Spreading panic isn’t the answer
This situation is indeed tragic and unfortunate. It does make those contemplating returning to Jamaica after long careers, and hard-times living in the Diaspora to reconsider doing so. However, spreading panic throughout the Diaspora isn’t the solution.
Affects all Jamaicans
Admittedly, Jamaica has a serious crime problem. Violent crime doesn’t affect only returning residents. There are frequent reports of Jamaicans, men, women, and children, who are also victimized by violent crimes.
Some people point to social and economic imbalances, especially the perpetuation of poverty as the core reasons for crime. Others blame criminal deportees for the crime wave. Whatever the reason, crime is a major problem in Jamaica.
Mr. LaTouche and others are quick to blame the police brass and government for ineffectiveness in protecting returning residents.
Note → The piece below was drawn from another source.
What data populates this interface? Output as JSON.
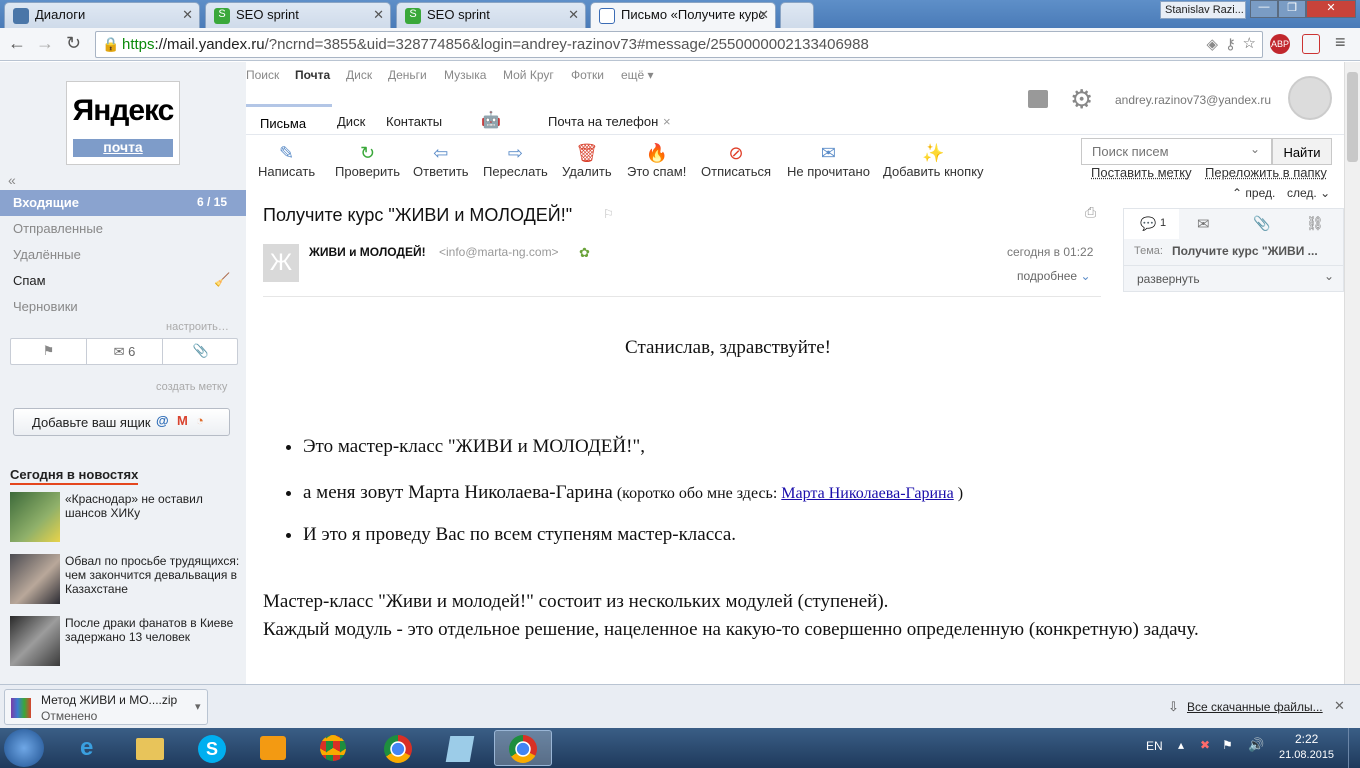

However, in reality, it cannot be expected returning residents should be the recipients of premier law enforcement strategies, compared to the rest of the population.
Crime strategy needs more teeth
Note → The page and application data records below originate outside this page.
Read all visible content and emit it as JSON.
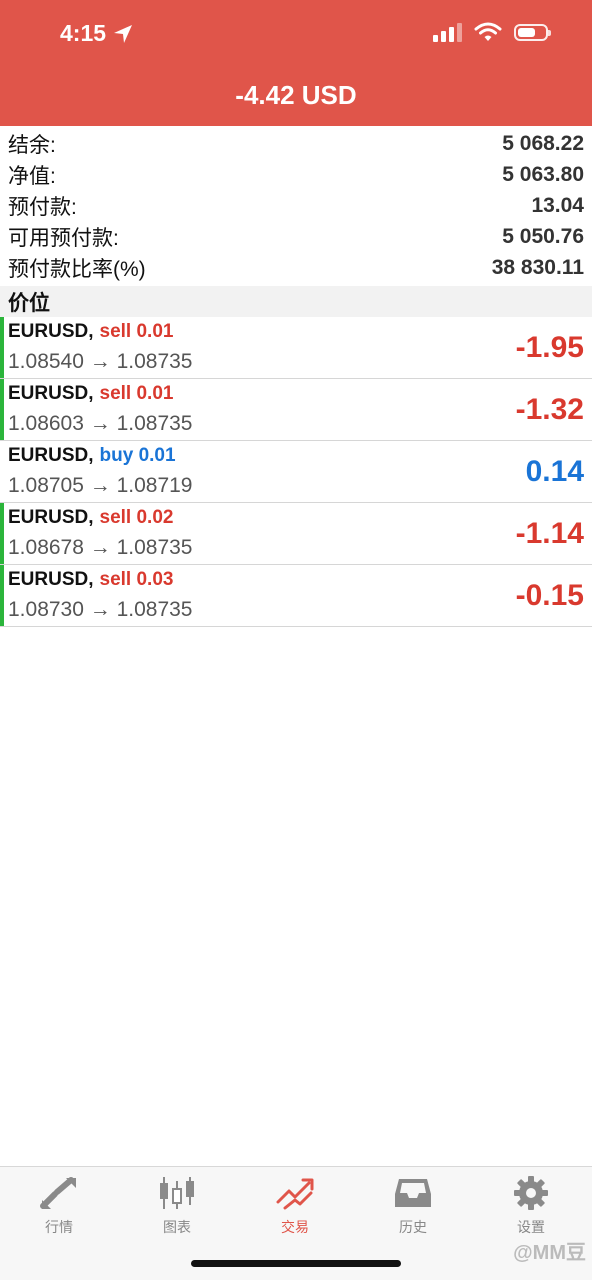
{
  "status_bar": {
    "time": "4:15"
  },
  "header": {
    "title": "-4.42 USD"
  },
  "summary": [
    {
      "label": "结余:",
      "value": "5 068.22"
    },
    {
      "label": "净值:",
      "value": "5 063.80"
    },
    {
      "label": "预付款:",
      "value": "13.04"
    },
    {
      "label": "可用预付款:",
      "value": "5 050.76"
    },
    {
      "label": "预付款比率(%)",
      "value": "38 830.11"
    }
  ],
  "section": {
    "title": "价位"
  },
  "positions": [
    {
      "symbol": "EURUSD,",
      "side": "sell 0.01",
      "prices": "1.08540 → 1.08735",
      "profit": "-1.95"
    },
    {
      "symbol": "EURUSD,",
      "side": "sell 0.01",
      "prices": "1.08603 → 1.08735",
      "profit": "-1.32"
    },
    {
      "symbol": "EURUSD,",
      "side": "buy 0.01",
      "prices": "1.08705 → 1.08719",
      "profit": "0.14"
    },
    {
      "symbol": "EURUSD,",
      "side": "sell 0.02",
      "prices": "1.08678 → 1.08735",
      "profit": "-1.14"
    },
    {
      "symbol": "EURUSD,",
      "side": "sell 0.03",
      "prices": "1.08730 → 1.08735",
      "profit": "-0.15"
    }
  ],
  "tabs": [
    {
      "label": "行情",
      "icon": "quotes-arrows-icon"
    },
    {
      "label": "图表",
      "icon": "candlestick-chart-icon"
    },
    {
      "label": "交易",
      "icon": "trade-trend-icon"
    },
    {
      "label": "历史",
      "icon": "history-inbox-icon"
    },
    {
      "label": "设置",
      "icon": "gear-icon"
    }
  ],
  "colors": {
    "header": "#e0554a",
    "sell": "#d9392e",
    "buy": "#1a74d6",
    "marker": "#2bb53b"
  },
  "watermark": "@MM豆"
}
But, there’s agreement something must be done, something with more teeth than currently prevails, to curb violent crime that’s affecting Jamaicans, including those returning from the Diaspora to reside.
Jamaican public officials proudly citing data of significant comparative decline in murders, doesn’t mean murders isn’t still a serious problem. Every case of murder is one murder too much. Also, statements by the National Security Minister that recent violent crimes against returning residents are the results of domestic disputes doesn’t excuse the crimes.
As in America when gun violence cuts down victims in public places, it grows weary for the Jamaican government to continuing offering their sympathy to the families of the victims of crime. A pragmatic solution is what’s needed.
Some people argue more community involvement is needed to help curb crime in Jamaica. Admittedly, if communities are more vigilant in keeping watch in what’s happening in and around the community, and alerting law enforcement to pending threats, this helps to curb crime. But, people in Jamaican communities are expressing fear of violent reprisal from criminal elements if, and when, they interact with law enforcement. As a result, law enforcement is getting less help from several communities in preventing and solving crimes in those communities.
So, the ball always rolls back to the government to be more aggressive in making Jamaica a safer place.
Currently, states of emergency are on-going in St. James, parts of St. Catherine and Kingston. These measures have helped to abate crime in these areas, but what of the rest of the country? Would a national state of emergency be more effective?
And, after the states of emergencies end, what? If poverty and lack of opportunity for the youth prevails, will crime not resurface?
And, how can tragic domestic disputes between returning residents, and people they employ in their homes, or on their properties be solved? Are returning residents flaunting their overseas earned wealth over their neighbors? Are they deliberately under-paying their workers?
There are several facets to the problem of crime in Jamaica, and urgent national coordination and participation is urgently needed. Since the government has the best sources, it’s they who need to coordinate this national participation.
Pertaining to the concerns of returning residents, earlier this year government implemented a task-force to address their safety and security. This task-force includes members from the returning resident’s associations, Jamaica Constabulary Force, and Diaspora Affairs Department of the Ministry of Foreign Affairs.
This task force is a positive step, but it must be mandated to be accountable and effective in deterring crime. Following last week’s tragic murders, the minister with responsibility for Diaspora Affairs said given the unique vulnerabilities of returning residents, his ministry is working collaboratively with critical stakeholders in providing information, support and guidance to the returning residents community. The ministry must also collaborate effectively with the Ministry of National Security in protecting returning residents, even as the latter ministry thrives to curb violent crime throughout Jamaica.